Handbags & Gladrags: The Shock of Materialism
Saturday afternoon, California, the world is in turmoil, with political soap operas on both sides of the Atlantic, war, the threat of nuclear holocaust, and illegal invasions, starving children, people trying to make ends meet, and yet as I witnessed yesterday, the downright and shocking materialism is brazen, unapologetic, and going strong.
I have always been wary of going into shops where prices aren't readily visible. I remember visiting Paris and the Place Vendôme with its cobbled square, the famous Paris Ritz, and the array of shops with singular windows displaying singular items, a handbag, a watch, or the latest bottle of scent - no pricing, obviously very expensive, but hey, that's Paris and expected, but my local shopping mall?
As I walked into the store, it started out of curiosity as I was confronted by a display of women's shoes - there was a pair that looked old and scrubbed up. I turned them over, priced at $850! But it didn't stop there. I picked up one of a pair of pink flip/flop slippers, I nearly fell over, plastic with a bit of fluffy stuff, $2,000!!
An attendant came over to me and asked if she could help me. "Just browsing, thank you," was my answer. Another couple of minutes, in the handbag section, another attendant asked me the same thing; my answer remained the same, then I realized that the two attendants were sparring over who got to me first - no wonder at the commissions they must get on these exorbitant selling prices.
I escaped to the men's section - surely, the same couldn't be true there, could it? I picked up what appeared to be a plain old blue baseball cap, $575! - No way! There was a jacket not too dissimilar to my own run-of-the-mill North Face, a couple of hundred-dollar jacket - $2,000! A jumper for $2,000, another what looked like a hoody for $1,750, and then another jacket for $6,750!!
"What started out as a chance encounter turned into a game of 'guess the price,' and as I went through the emotions of finding it funny, those quickly turned into anger at how could anyone, no matter how rich, spend these types of money on 'stuff' when there is so much turmoil and poverty in the world."
The experience actually made me feel sick, and naive. It is true; I have traveled all around the world - yes, I have been to the Place Vendôme and Rodeo Drive in Los Angeles, and I have toured the malls of the South of France, Singapore, Shanghai, Sydney, and San Francisco - but for some reason, I just wasn't expecting this level of flagrant materialism so close to home and everyday life. It wasn't as though this mall was a tourist destination or a cruise ship stop-off; this is a mall visited by everyday people, my neighbors.
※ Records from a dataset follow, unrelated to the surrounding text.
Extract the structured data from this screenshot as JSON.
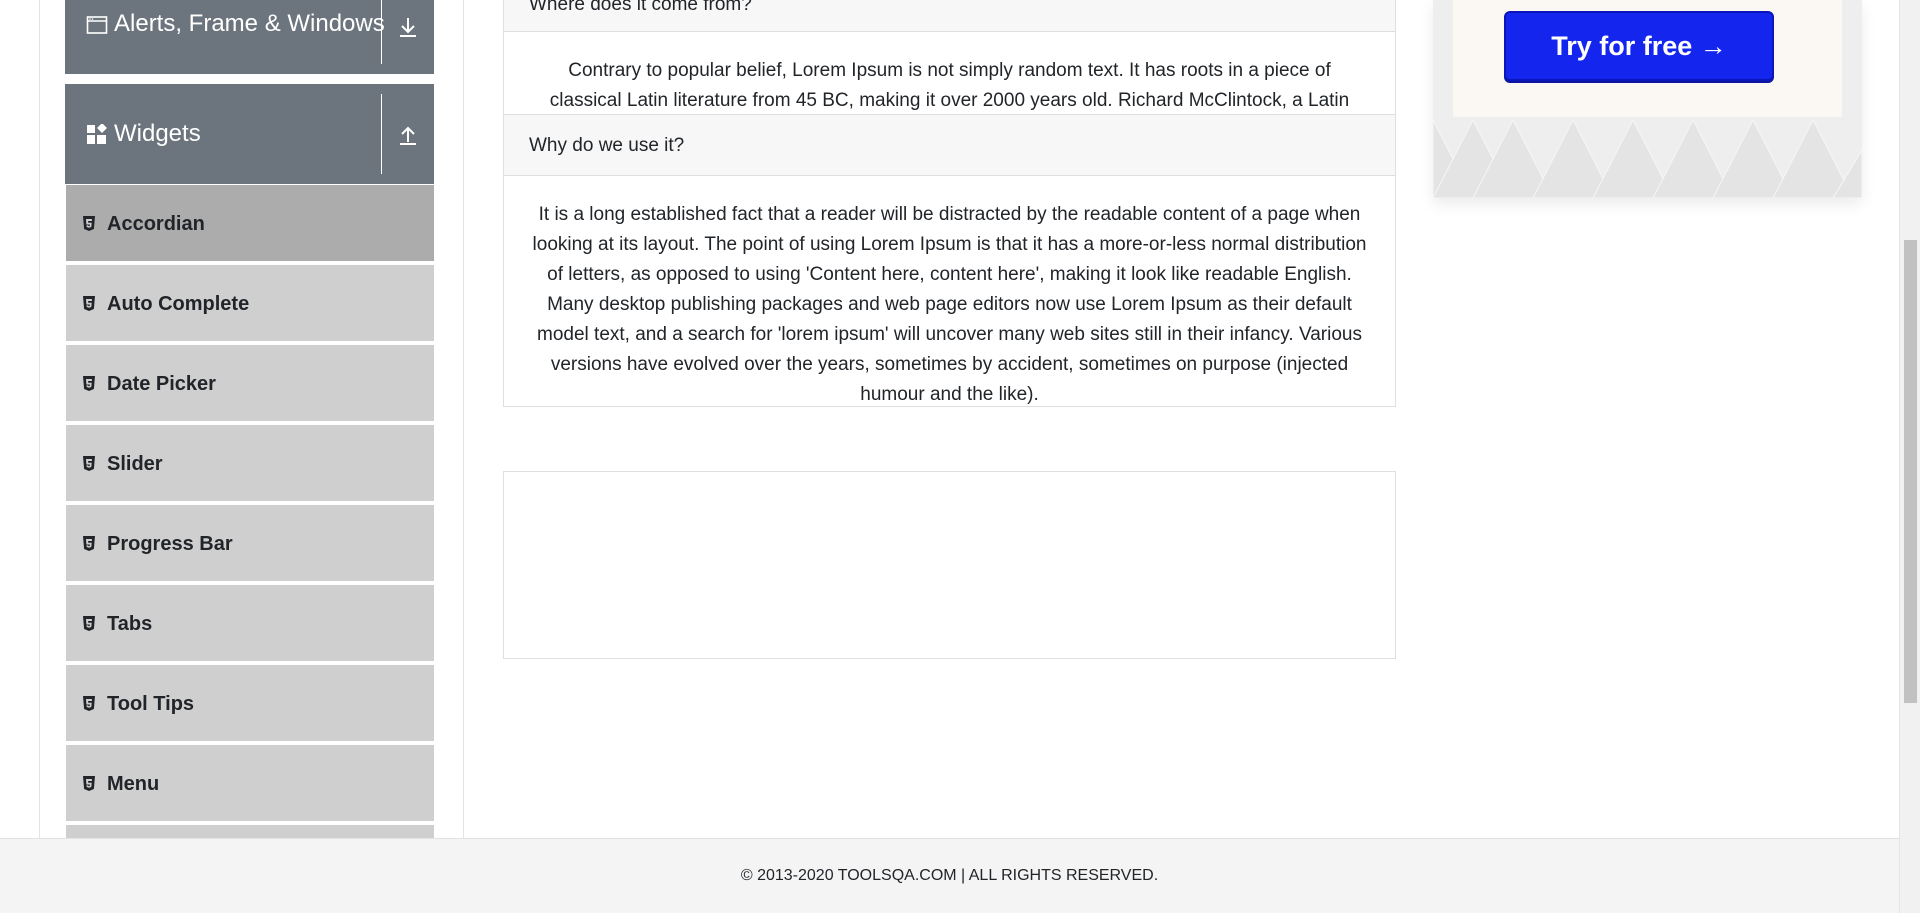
{
  "sidebar": {
    "groups": [
      {
        "title": "Alerts, Frame & Windows",
        "toggle_icon": "download-arrow-icon"
      },
      {
        "title": "Widgets",
        "toggle_icon": "upload-arrow-icon"
      }
    ],
    "items": [
      {
        "label": "Accordian",
        "active": true
      },
      {
        "label": "Auto Complete",
        "active": false
      },
      {
        "label": "Date Picker",
        "active": false
      },
      {
        "label": "Slider",
        "active": false
      },
      {
        "label": "Progress Bar",
        "active": false
      },
      {
        "label": "Tabs",
        "active": false
      },
      {
        "label": "Tool Tips",
        "active": false
      },
      {
        "label": "Menu",
        "active": false
      }
    ]
  },
  "accordion": {
    "sections": [
      {
        "header": "Where does it come from?",
        "body": "Contrary to popular belief, Lorem Ipsum is not simply random text. It has roots in a piece of classical Latin literature from 45 BC, making it over 2000 years old. Richard McClintock, a Latin"
      },
      {
        "header": "Why do we use it?",
        "body": "It is a long established fact that a reader will be distracted by the readable content of a page when looking at its layout. The point of using Lorem Ipsum is that it has a more-or-less normal distribution of letters, as opposed to using 'Content here, content here', making it look like readable English. Many desktop publishing packages and web page editors now use Lorem Ipsum as their default model text, and a search for 'lorem ipsum' will uncover many web sites still in their infancy. Various versions have evolved over the years, sometimes by accident, sometimes on purpose (injected humour and the like)."
      }
    ]
  },
  "ad": {
    "button_label": "Try for free →"
  },
  "footer": {
    "text": "© 2013-2020 TOOLSQA.COM | ALL RIGHTS RESERVED."
  },
  "colors": {
    "group_header_bg": "#6c757d",
    "menu_item_bg": "#cfcfcf",
    "menu_item_active_bg": "#acacac",
    "ad_button_bg": "#1426ee"
  }
}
"I thought about my time in Africa, the starving, the women and children trekking miles for water, for medication. Those in India, South East Asia, in South America. I thought of those just a few miles from me in Oakland and San Francisco, living in their cars, in tents, or in shelters made from cardboard."
I came away disgusted. I think about how stupid we are as a human race. I think about the demise of Easter Island and how erecting stone statues was more important than preserving the island's resources to sustain its habitants.
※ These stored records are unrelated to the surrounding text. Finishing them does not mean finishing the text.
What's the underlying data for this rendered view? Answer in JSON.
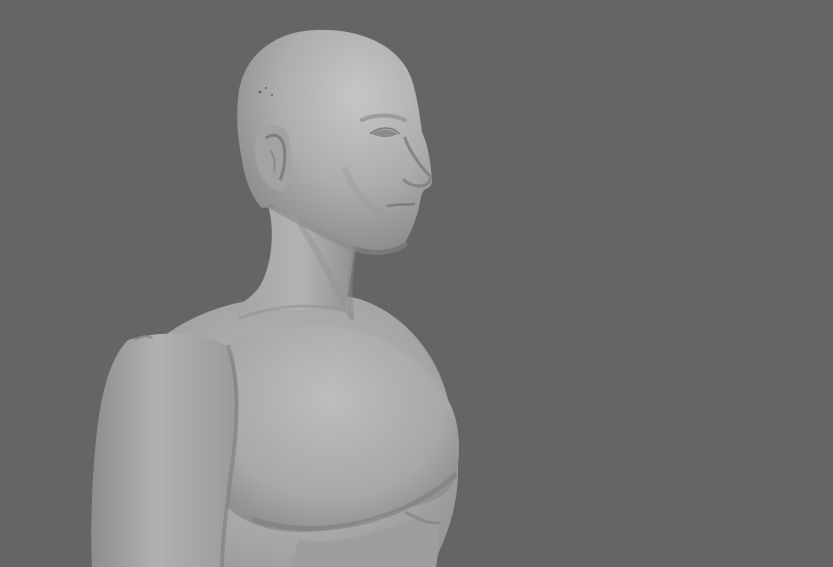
{
  "viewport": {
    "background_color": "#656565",
    "subject": "clay-render-male-bust",
    "clay_color": "#a7a7a7",
    "clay_highlight": "#c4c4c4",
    "clay_shadow": "#7b7b7b"
  }
}
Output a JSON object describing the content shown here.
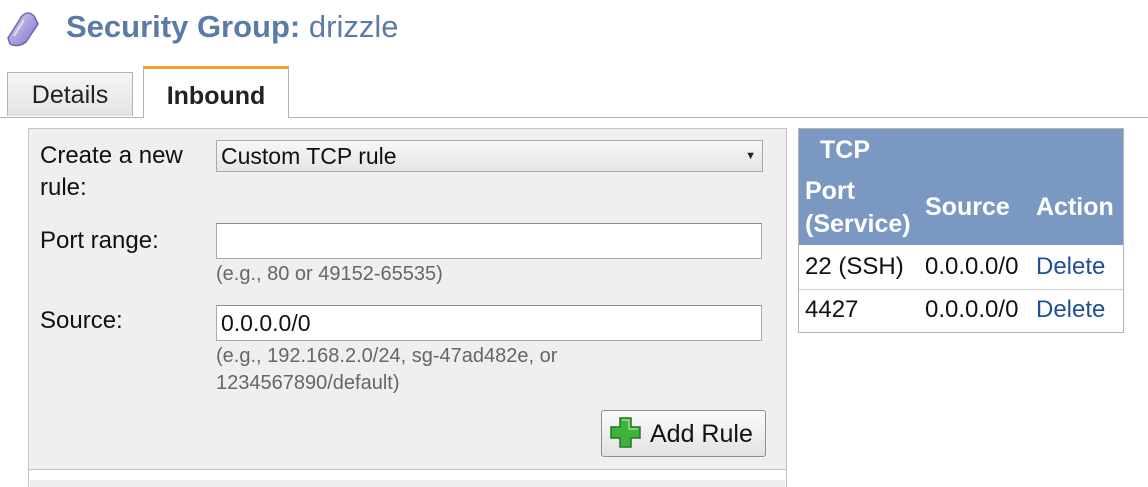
{
  "header": {
    "title_prefix": "Security Group:",
    "group_name": "drizzle",
    "icon": "shield-icon",
    "icon_color": "#9c8fd6"
  },
  "tabs": [
    {
      "label": "Details",
      "active": false
    },
    {
      "label": "Inbound",
      "active": true
    }
  ],
  "form": {
    "rule_label": "Create a new rule:",
    "rule_select_value": "Custom TCP rule",
    "port_label": "Port range:",
    "port_value": "",
    "port_hint": "(e.g., 80 or 49152-65535)",
    "source_label": "Source:",
    "source_value": "0.0.0.0/0",
    "source_hint": "(e.g., 192.168.2.0/24, sg-47ad482e, or 1234567890/default)",
    "add_button_label": "Add Rule",
    "add_button_icon": "plus-icon"
  },
  "rules_table": {
    "group_title": "TCP",
    "columns": [
      "Port (Service)",
      "Source",
      "Action"
    ],
    "rows": [
      {
        "port": "22 (SSH)",
        "source": "0.0.0.0/0",
        "action": "Delete"
      },
      {
        "port": "4427",
        "source": "0.0.0.0/0",
        "action": "Delete"
      }
    ]
  },
  "colors": {
    "title": "#5a7aa8",
    "active_tab_accent": "#f3a21a",
    "table_header": "#7b98c2",
    "link": "#1f4f9a",
    "plus_green": "#3fb23f"
  }
}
This primitive example underscores this stupidity, and as I think that in less than 20 years, there will be more plastic in our oceans than fish. How climate change is real and great rivers are drying up before our very eyes. How wildfires are no longer the exception but the norm.
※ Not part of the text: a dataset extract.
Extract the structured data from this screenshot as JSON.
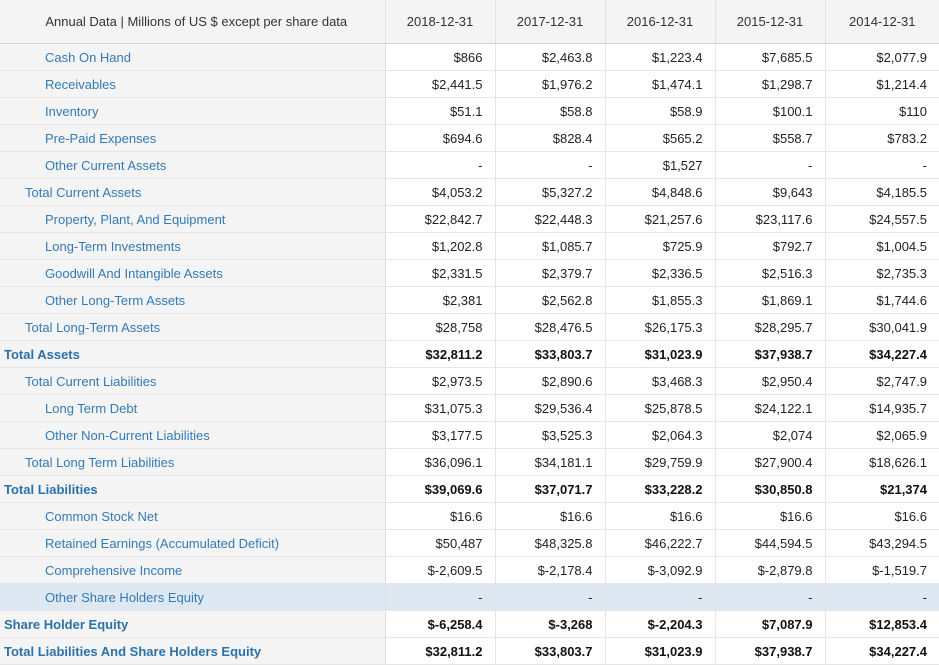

"Are the capitalists, these materialists around me, are they blind to all these warning signs, or they just don't care - as long as they continue to gorge themselves in this world of handbags and gladrags?"
I have this saying, "if someone says they understand XX, then they really don't understand XX." It relates to impossible puzzles like quantum physics, cosmology, or, closer to us humans, Africa or even Northern Ireland - I am now going to add human behavior and materialism to that list.
Willy Mitchell is an indie author, writer, and storyteller.
Mitchell's first title was Operation ARGUS, and then the sequel Bikini BRAVO where a group of former Special Air Service operatives enter the dark and murky world of maskirovka and discover the lengths that some people will go to for power and greed.
Cold COURAGE tells the epic tale of Shackleton's 1914 Trans-Antarctic Expedition and all that was happening in those extraordinary times.
Book four, Northern ECHO, tells the story of two boys growing up during the punk rock revolution in the north of England, and how a dark secret keeps them apart until the end.
Gipsy MOTH is about his Aunt Nikki, her friend, and fellow Aviatrix Amy Johnson and Amelia Earhart on the other side of the pond during the golden age of aviation.
SS INDIGO is due to be released by the end of 2022 and tells the story of a group of eclectic guests invited by a mysterious billionaire to a luxury cruise in the Caribbean. They all have one thing in common.
All of Mitchell's books so far are novels, works of fiction, blended with real events. For further information or on how to buy his books, visit his author's website: